Quote the full listing word for word.

══ Data

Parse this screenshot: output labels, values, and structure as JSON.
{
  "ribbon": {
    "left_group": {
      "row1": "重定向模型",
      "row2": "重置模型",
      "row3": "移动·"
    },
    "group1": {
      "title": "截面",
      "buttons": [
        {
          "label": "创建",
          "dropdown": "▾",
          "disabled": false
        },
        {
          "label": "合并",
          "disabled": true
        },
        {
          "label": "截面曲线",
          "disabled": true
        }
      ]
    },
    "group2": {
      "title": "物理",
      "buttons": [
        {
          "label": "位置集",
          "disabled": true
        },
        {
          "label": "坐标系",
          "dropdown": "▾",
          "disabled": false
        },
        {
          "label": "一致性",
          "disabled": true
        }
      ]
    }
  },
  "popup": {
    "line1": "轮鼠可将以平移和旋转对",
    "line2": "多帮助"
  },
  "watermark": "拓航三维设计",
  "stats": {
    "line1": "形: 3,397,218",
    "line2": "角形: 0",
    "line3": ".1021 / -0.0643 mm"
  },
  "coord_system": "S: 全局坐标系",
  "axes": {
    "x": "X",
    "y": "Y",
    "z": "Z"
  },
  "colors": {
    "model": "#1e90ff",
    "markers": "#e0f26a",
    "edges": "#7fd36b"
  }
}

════

Response for this exercise:
Parse this screenshot: output labels, values, and structure as JSON.
{
  "ribbon": {
    "left_group": {
      "row1": "重定向模型",
      "row2": "重置模型",
      "row3": "移动·"
    },
    "group1": {
      "title": "截面",
      "buttons": [
        {
          "label": "创建",
          "dropdown": "▾",
          "disabled": false
        },
        {
          "label": "合并",
          "disabled": true
        },
        {
          "label": "截面曲线",
          "disabled": true
        }
      ]
    },
    "group2": {
      "title": "物理",
      "buttons": [
        {
          "label": "位置集",
          "disabled": true
        },
        {
          "label": "坐标系",
          "dropdown": "▾",
          "disabled": false
        },
        {
          "label": "一致性",
          "disabled": true
        }
      ]
    }
  },
  "popup": {
    "line1": "轮鼠可将以平移和旋转对",
    "line2": "多帮助"
  },
  "watermark": "拓航三维设计",
  "stats": {
    "line1": "形: 3,397,218",
    "line2": "角形: 0",
    "line3": ".1021 / -0.0643 mm"
  },
  "coord_system": "S: 全局坐标系",
  "axes": {
    "x": "X",
    "y": "Y",
    "z": "Z"
  },
  "colors": {
    "model": "#1e90ff",
    "markers": "#e0f26a",
    "edges": "#7fd36b"
  }
}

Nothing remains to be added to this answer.